For a while, she also painted in Impressionist style, as seen in her In the Meadow (In a Field of Buttercups) (c 1890).
In 1890, she exhibited in Munich, winning a gold medal, and in 1893 she won another gold medal for her paintings shown at the Chicago World Fair.
Her mature work consisted of portraits, some of which are now in the National Portrait Gallery, London, and religious works, which became more strongly influenced by the Pre-Raphaelite movement. Among the latter is her Angels Entertaining the Holy Child (1893).
She started to paint in tempera from about 1895, and progressively abandoned oils, becoming a member of the Society of Painters in Tempera in 1905.
Her overtly Pre-Raphaelite The Queen and the Page (1896) was engraved by Franz Hanfstaengl, making her first print.
Continuing with a Pre-Raphaelite interest in the mediaeval, her Aucassin & Nicolette (1898) shows the romance between a knight, son of Count Garin of Beaucaire, and a Saracen maiden. This was told in an anonymous 12th or 13th century French chantefable (sung story). She probably learned of this story from a translation which was published in 1887, or a plot summary in an anthology of 1896.
Among her most beautiful paintings in tempera are several classical versions of the Madonna and Child. This example is thought to have originated in a study she made when visiting what is now Croatia in 1907.
Her Madonna and Child with Symbols from a Litany (c 1905) was set in an elaborate devotional Spanish frame, and first shown at the first exhibition of the Society of Painters in Tempera in 1905.
In 1908, she helped design and make banners for the Women Suffrage Procession to the Albert Hall.
In 1905, the couple made their first visit to Hungary, returning in 1907 and 1908. Their many paintings from these travels were exhibited from 1907 onwards, and in late October 1909, their book (see references) was published by A & C Black. The following two works have been taken from that: although their quality is more limited than I would like, they form a unique record of the country deep into the Austro-Hungarian Empire before it fell apart as a result of the First World War.
There are many more of their paintings included in their book; I have given both their dates as 1909 in the absence of any better information, although they may well have been completed as early as 1905.

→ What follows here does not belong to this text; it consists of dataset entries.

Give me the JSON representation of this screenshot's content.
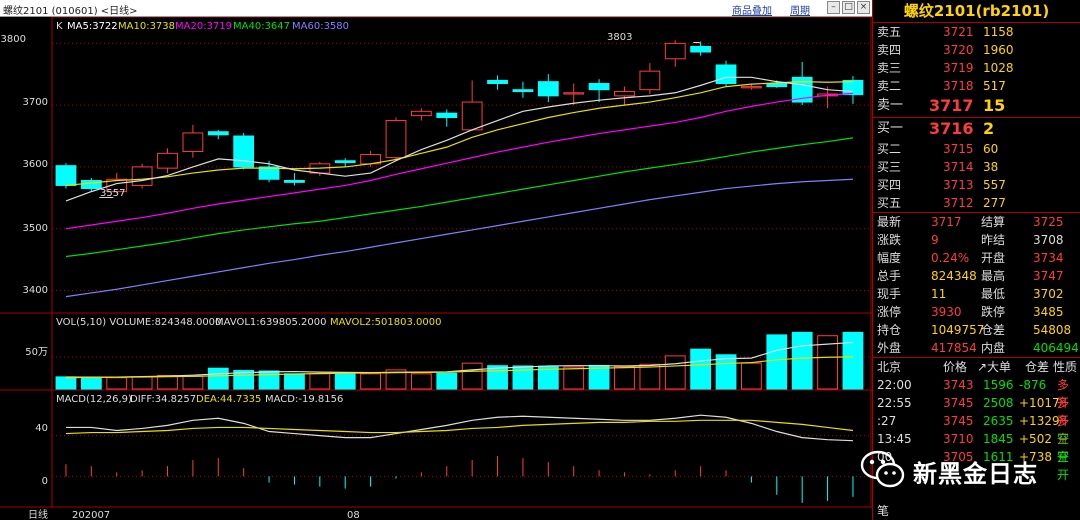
{
  "titlebar": {
    "title": "螺纹2101 (010601) <日线>",
    "link_overlay": "商品叠加",
    "link_period": "周期"
  },
  "chart": {
    "k_label": "K",
    "ma": [
      {
        "label": "MA5:3722",
        "color": "#ffffff"
      },
      {
        "label": "MA10:3738",
        "color": "#e8e000"
      },
      {
        "label": "MA20:3719",
        "color": "#ff00ff"
      },
      {
        "label": "MA40:3647",
        "color": "#00e000"
      },
      {
        "label": "MA60:3580",
        "color": "#8080ff"
      }
    ],
    "price_ticks": [
      "3800",
      "3700",
      "3600",
      "3500",
      "3400"
    ],
    "high_annot": "3803",
    "low_annot": "3557",
    "vol_header": {
      "vol": "VOL(5,10) VOLUME:824348.0000",
      "mavol1": "MAVOL1:639805.2000",
      "mavol2": "MAVOL2:501803.0000"
    },
    "vol_tick": "50万",
    "macd_header": {
      "macd": "MACD(12,26,9)",
      "diff": "DIFF:34.8257",
      "dea": "DEA:44.7335",
      "macdv": "MACD:-19.8156"
    },
    "macd_ticks": [
      "40",
      "0"
    ],
    "x_labels": [
      "日线",
      "202007",
      "08"
    ]
  },
  "chart_data": {
    "type": "candlestick",
    "price_range": [
      3370,
      3820
    ],
    "candles": [
      [
        3602,
        3570,
        3606,
        3565
      ],
      [
        3578,
        3565,
        3582,
        3560
      ],
      [
        3560,
        3580,
        3590,
        3557
      ],
      [
        3570,
        3600,
        3605,
        3565
      ],
      [
        3598,
        3622,
        3630,
        3590
      ],
      [
        3625,
        3655,
        3668,
        3615
      ],
      [
        3657,
        3652,
        3660,
        3645
      ],
      [
        3650,
        3600,
        3655,
        3596
      ],
      [
        3600,
        3580,
        3610,
        3575
      ],
      [
        3578,
        3575,
        3590,
        3570
      ],
      [
        3590,
        3605,
        3608,
        3585
      ],
      [
        3610,
        3607,
        3614,
        3600
      ],
      [
        3605,
        3620,
        3626,
        3600
      ],
      [
        3615,
        3675,
        3680,
        3610
      ],
      [
        3683,
        3690,
        3695,
        3675
      ],
      [
        3687,
        3680,
        3693,
        3665
      ],
      [
        3660,
        3705,
        3740,
        3658
      ],
      [
        3740,
        3735,
        3748,
        3725
      ],
      [
        3725,
        3722,
        3738,
        3712
      ],
      [
        3738,
        3715,
        3750,
        3705
      ],
      [
        3718,
        3720,
        3735,
        3700
      ],
      [
        3735,
        3725,
        3742,
        3705
      ],
      [
        3715,
        3722,
        3730,
        3700
      ],
      [
        3725,
        3755,
        3768,
        3718
      ],
      [
        3775,
        3800,
        3805,
        3762
      ],
      [
        3795,
        3786,
        3803,
        3780
      ],
      [
        3765,
        3735,
        3772,
        3730
      ],
      [
        3728,
        3730,
        3735,
        3725
      ],
      [
        3735,
        3730,
        3740,
        3728
      ],
      [
        3745,
        3705,
        3770,
        3700
      ],
      [
        3715,
        3718,
        3730,
        3695
      ],
      [
        3740,
        3717,
        3747,
        3702
      ]
    ],
    "ma5": [
      3545,
      3560,
      3573,
      3578,
      3586,
      3600,
      3613,
      3610,
      3605,
      3595,
      3590,
      3585,
      3590,
      3610,
      3628,
      3643,
      3660,
      3675,
      3690,
      3697,
      3703,
      3708,
      3712,
      3715,
      3720,
      3732,
      3745,
      3745,
      3738,
      3733,
      3725,
      3722
    ],
    "ma10": [
      3570,
      3574,
      3578,
      3580,
      3584,
      3590,
      3595,
      3598,
      3598,
      3597,
      3598,
      3600,
      3605,
      3612,
      3622,
      3632,
      3648,
      3660,
      3670,
      3680,
      3688,
      3695,
      3700,
      3705,
      3712,
      3720,
      3730,
      3734,
      3736,
      3738,
      3737,
      3738
    ],
    "ma20": [
      3500,
      3506,
      3512,
      3518,
      3525,
      3533,
      3540,
      3546,
      3552,
      3558,
      3564,
      3570,
      3578,
      3588,
      3597,
      3606,
      3615,
      3624,
      3632,
      3640,
      3647,
      3654,
      3660,
      3666,
      3672,
      3680,
      3690,
      3698,
      3705,
      3711,
      3716,
      3719
    ],
    "ma40": [
      3455,
      3460,
      3466,
      3472,
      3478,
      3485,
      3492,
      3498,
      3503,
      3508,
      3512,
      3518,
      3524,
      3530,
      3536,
      3543,
      3550,
      3557,
      3564,
      3571,
      3578,
      3585,
      3592,
      3598,
      3604,
      3610,
      3617,
      3624,
      3630,
      3636,
      3641,
      3647
    ],
    "ma60": [
      3390,
      3396,
      3402,
      3409,
      3416,
      3423,
      3430,
      3437,
      3444,
      3450,
      3457,
      3463,
      3470,
      3477,
      3484,
      3491,
      3498,
      3505,
      3512,
      3519,
      3526,
      3533,
      3540,
      3547,
      3553,
      3559,
      3565,
      3569,
      3573,
      3576,
      3578,
      3580
    ],
    "volume": [
      145000,
      120000,
      130000,
      145000,
      170000,
      155000,
      300000,
      260000,
      250000,
      200000,
      200000,
      195000,
      200000,
      270000,
      200000,
      210000,
      390000,
      345000,
      340000,
      335000,
      320000,
      350000,
      330000,
      370000,
      520000,
      640000,
      540000,
      390000,
      895000,
      940000,
      880000,
      940000
    ],
    "volume_range": [
      0,
      1000000
    ],
    "mavol1": [
      140000,
      140000,
      142000,
      150000,
      160000,
      175000,
      200000,
      220000,
      235000,
      240000,
      230000,
      225000,
      222000,
      228000,
      230000,
      235000,
      270000,
      300000,
      320000,
      340000,
      345000,
      345000,
      340000,
      348000,
      380000,
      430000,
      470000,
      480000,
      620000,
      700000,
      730000,
      760000
    ],
    "mavol2": [
      130000,
      135000,
      138000,
      142000,
      150000,
      155000,
      165000,
      175000,
      185000,
      195000,
      205000,
      210000,
      215000,
      220000,
      225000,
      230000,
      245000,
      255000,
      265000,
      280000,
      290000,
      300000,
      310000,
      320000,
      340000,
      360000,
      385000,
      400000,
      450000,
      480000,
      495000,
      501803
    ],
    "diff": [
      48,
      48,
      45,
      47,
      50,
      55,
      57,
      52,
      44,
      42,
      40,
      38,
      38,
      42,
      46,
      50,
      55,
      58,
      59,
      58,
      57,
      56,
      55,
      55,
      57,
      60,
      58,
      52,
      44,
      38,
      36,
      35
    ],
    "dea": [
      42,
      43,
      43,
      44,
      45,
      47,
      48,
      48,
      47,
      46,
      45,
      44,
      43,
      43,
      44,
      45,
      47,
      48,
      50,
      51,
      52,
      53,
      53,
      54,
      54,
      55,
      55,
      55,
      53,
      51,
      48,
      45
    ],
    "macd": [
      12,
      10,
      4,
      6,
      10,
      16,
      18,
      8,
      -6,
      -8,
      -10,
      -12,
      -10,
      -2,
      4,
      10,
      16,
      20,
      18,
      14,
      10,
      6,
      4,
      2,
      6,
      10,
      6,
      -6,
      -18,
      -26,
      -24,
      -20
    ],
    "macd_range": [
      -30,
      70
    ]
  },
  "quote": {
    "title": "螺纹2101(rb2101)",
    "sell": [
      {
        "label": "卖五",
        "price": "3721",
        "vol": "1158"
      },
      {
        "label": "卖四",
        "price": "3720",
        "vol": "1960"
      },
      {
        "label": "卖三",
        "price": "3719",
        "vol": "1028"
      },
      {
        "label": "卖二",
        "price": "3718",
        "vol": "517"
      }
    ],
    "sell1": {
      "label": "卖一",
      "price": "3717",
      "vol": "15"
    },
    "buy1": {
      "label": "买一",
      "price": "3716",
      "vol": "2"
    },
    "buy": [
      {
        "label": "买二",
        "price": "3715",
        "vol": "60"
      },
      {
        "label": "买三",
        "price": "3714",
        "vol": "38"
      },
      {
        "label": "买四",
        "price": "3713",
        "vol": "557"
      },
      {
        "label": "买五",
        "price": "3712",
        "vol": "277"
      }
    ],
    "stats": [
      [
        {
          "l": "最新",
          "v": "3717",
          "c": "red"
        },
        {
          "l": "结算",
          "v": "3725",
          "c": "red"
        }
      ],
      [
        {
          "l": "涨跌",
          "v": "9",
          "c": "red"
        },
        {
          "l": "昨结",
          "v": "3708",
          "c": "wht"
        }
      ],
      [
        {
          "l": "幅度",
          "v": "0.24%",
          "c": "red"
        },
        {
          "l": "开盘",
          "v": "3734",
          "c": "red"
        }
      ],
      [
        {
          "l": "总手",
          "v": "824348",
          "c": "yel"
        },
        {
          "l": "最高",
          "v": "3747",
          "c": "red"
        }
      ],
      [
        {
          "l": "现手",
          "v": "11",
          "c": "yel"
        },
        {
          "l": "最低",
          "v": "3702",
          "c": "yel"
        }
      ],
      [
        {
          "l": "涨停",
          "v": "3930",
          "c": "red"
        },
        {
          "l": "跌停",
          "v": "3485",
          "c": "yel"
        }
      ],
      [
        {
          "l": "持仓",
          "v": "1049757",
          "c": "yel"
        },
        {
          "l": "仓差",
          "v": "54808",
          "c": "yel"
        }
      ],
      [
        {
          "l": "外盘",
          "v": "417854",
          "c": "red"
        },
        {
          "l": "内盘",
          "v": "406494",
          "c": "grn"
        }
      ]
    ],
    "ticks_header": {
      "loc": "北京",
      "price": "价格",
      "vol": "↗大单",
      "chg": "仓差",
      "type": "性质"
    },
    "ticks": [
      {
        "time": "22:00",
        "price": "3743",
        "vol": "1596",
        "chg": "-876",
        "type": "多开",
        "chgc": "grn",
        "tc": "red"
      },
      {
        "time": "22:55",
        "price": "3745",
        "vol": "2508",
        "chg": "+1017",
        "type": "多开",
        "chgc": "yel",
        "tc": "red"
      },
      {
        "time": ":27",
        "price": "3745",
        "vol": "2635",
        "chg": "+1329",
        "type": "多开",
        "chgc": "yel",
        "tc": "red"
      },
      {
        "time": "13:45",
        "price": "3710",
        "vol": "1845",
        "chg": "+502",
        "type": "空开",
        "chgc": "yel",
        "tc": "grn"
      },
      {
        "time": "00",
        "price": "3705",
        "vol": "1611",
        "chg": "+738",
        "type": "空开",
        "chgc": "yel",
        "tc": "grn"
      }
    ],
    "bottom_label": "笔"
  },
  "watermark": {
    "text": "新黑金日志"
  }
}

Her Death and the Maiden (1908) is reminiscent of Horace Vernet’s The Angel of Death (1851), a sadly popular theme at the time.
In 1912, she designed a tapestry for (William) Morris and Company, which was exhibited across Europe.
During the couple’s travels, they became friends with John Singer Sargent, with whom they started to travel and paint. At the outbreak of the First World War in 1914, they were travelling with him in Austria, which was then at war with Great Britain. The group was forbidden from leaving Austria, but by mid December had managed to reach Switzerland.
In 1923, she was elected an Associate of the RWS, and she died in London in 1927.
Evans, M (2009) Utmost Fidelity, The Painting Lives of Marianne and Adrian Stokes, Sansom & Company. ISBN 978 1 9045 3785 4.
Stokes, A & M (1909) Hungary, Painted by Adrian & Marianne Stokes, Adam and Charles Black, London. Available to download from https://archive.org/details/hungary00stok